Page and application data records
+ + + + + + +
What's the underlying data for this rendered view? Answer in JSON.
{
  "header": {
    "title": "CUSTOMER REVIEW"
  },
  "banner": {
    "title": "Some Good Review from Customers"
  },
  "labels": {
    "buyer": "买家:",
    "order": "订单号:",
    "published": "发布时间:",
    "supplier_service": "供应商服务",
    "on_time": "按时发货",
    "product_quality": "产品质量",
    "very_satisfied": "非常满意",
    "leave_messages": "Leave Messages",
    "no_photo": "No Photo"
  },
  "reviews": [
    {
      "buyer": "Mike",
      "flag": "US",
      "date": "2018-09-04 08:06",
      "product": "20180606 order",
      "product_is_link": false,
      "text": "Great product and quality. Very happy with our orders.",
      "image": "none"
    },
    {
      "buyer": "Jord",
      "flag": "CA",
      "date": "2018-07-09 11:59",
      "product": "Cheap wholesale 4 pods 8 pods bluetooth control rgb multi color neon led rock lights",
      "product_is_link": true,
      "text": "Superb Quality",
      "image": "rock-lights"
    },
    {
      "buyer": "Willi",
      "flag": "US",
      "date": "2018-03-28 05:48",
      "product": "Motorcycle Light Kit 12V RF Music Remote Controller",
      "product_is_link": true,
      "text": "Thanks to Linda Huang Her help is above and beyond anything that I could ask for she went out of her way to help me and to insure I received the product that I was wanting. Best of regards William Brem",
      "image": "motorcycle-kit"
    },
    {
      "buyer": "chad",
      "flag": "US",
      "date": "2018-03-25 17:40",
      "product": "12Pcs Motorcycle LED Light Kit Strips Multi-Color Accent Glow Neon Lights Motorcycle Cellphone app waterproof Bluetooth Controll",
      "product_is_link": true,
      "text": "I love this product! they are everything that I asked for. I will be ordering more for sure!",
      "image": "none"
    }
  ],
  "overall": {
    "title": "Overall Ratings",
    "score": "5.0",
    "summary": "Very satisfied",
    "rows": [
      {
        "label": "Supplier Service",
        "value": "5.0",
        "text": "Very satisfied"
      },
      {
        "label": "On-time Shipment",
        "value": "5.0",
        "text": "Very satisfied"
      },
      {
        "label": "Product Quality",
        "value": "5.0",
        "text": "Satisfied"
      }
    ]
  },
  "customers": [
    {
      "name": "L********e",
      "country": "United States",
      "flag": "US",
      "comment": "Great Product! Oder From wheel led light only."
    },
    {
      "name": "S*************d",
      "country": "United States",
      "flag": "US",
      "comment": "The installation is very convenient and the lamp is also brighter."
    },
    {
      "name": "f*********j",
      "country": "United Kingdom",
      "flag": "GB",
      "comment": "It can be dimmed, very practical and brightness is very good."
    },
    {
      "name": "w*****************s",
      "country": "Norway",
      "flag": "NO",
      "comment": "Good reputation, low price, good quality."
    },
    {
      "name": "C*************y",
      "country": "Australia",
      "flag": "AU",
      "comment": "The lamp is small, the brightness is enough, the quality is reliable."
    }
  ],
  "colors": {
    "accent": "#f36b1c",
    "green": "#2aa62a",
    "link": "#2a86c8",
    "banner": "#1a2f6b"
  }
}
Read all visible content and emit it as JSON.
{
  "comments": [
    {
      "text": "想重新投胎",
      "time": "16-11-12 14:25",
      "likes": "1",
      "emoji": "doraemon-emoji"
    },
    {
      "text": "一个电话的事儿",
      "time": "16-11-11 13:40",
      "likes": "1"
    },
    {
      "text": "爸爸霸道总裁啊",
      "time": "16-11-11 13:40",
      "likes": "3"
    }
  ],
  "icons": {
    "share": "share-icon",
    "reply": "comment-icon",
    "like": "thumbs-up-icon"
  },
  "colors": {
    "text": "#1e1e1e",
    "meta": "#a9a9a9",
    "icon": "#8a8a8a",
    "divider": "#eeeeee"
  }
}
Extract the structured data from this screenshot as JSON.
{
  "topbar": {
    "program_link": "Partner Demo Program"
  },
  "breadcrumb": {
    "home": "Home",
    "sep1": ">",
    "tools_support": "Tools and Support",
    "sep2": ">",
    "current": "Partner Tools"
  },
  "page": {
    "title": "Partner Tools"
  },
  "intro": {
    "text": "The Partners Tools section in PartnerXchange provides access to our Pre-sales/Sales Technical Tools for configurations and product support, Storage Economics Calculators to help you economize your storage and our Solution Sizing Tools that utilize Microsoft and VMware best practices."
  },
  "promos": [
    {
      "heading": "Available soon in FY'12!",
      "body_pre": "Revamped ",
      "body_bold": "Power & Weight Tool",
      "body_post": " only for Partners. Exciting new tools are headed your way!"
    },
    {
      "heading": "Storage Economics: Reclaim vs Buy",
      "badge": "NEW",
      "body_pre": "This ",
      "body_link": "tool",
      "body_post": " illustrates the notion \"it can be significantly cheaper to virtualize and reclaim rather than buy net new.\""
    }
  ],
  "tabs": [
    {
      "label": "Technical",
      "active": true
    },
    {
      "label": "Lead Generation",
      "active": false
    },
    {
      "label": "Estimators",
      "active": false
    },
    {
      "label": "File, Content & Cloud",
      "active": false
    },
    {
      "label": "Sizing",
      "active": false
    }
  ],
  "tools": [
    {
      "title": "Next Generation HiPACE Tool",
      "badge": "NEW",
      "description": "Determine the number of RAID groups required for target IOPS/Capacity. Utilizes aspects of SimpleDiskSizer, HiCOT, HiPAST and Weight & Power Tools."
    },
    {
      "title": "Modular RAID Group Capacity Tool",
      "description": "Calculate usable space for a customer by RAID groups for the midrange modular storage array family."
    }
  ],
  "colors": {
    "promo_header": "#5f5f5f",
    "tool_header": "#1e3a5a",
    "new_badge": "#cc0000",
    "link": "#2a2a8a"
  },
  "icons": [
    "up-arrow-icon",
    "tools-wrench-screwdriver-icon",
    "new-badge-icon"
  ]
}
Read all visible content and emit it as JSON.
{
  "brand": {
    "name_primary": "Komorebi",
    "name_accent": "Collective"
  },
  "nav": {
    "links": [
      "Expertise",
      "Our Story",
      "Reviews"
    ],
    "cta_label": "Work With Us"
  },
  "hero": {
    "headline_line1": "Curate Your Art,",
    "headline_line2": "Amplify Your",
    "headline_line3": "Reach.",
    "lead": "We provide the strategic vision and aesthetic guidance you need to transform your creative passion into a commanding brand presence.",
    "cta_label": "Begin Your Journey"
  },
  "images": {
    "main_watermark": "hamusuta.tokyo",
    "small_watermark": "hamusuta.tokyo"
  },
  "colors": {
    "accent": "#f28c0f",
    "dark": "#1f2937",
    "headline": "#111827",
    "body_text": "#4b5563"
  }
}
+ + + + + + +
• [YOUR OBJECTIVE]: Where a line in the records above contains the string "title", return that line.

• [REPLY TO THE EXERCISE]:
    "title": "CUSTOMER REVIEW"
    "title": "Some Good Review from Customers"
    "title": "Overall Ratings",
    "title": "Partner Tools"
      "title": "Next Generation HiPACE Tool",
      "title": "Modular RAID Group Capacity Tool",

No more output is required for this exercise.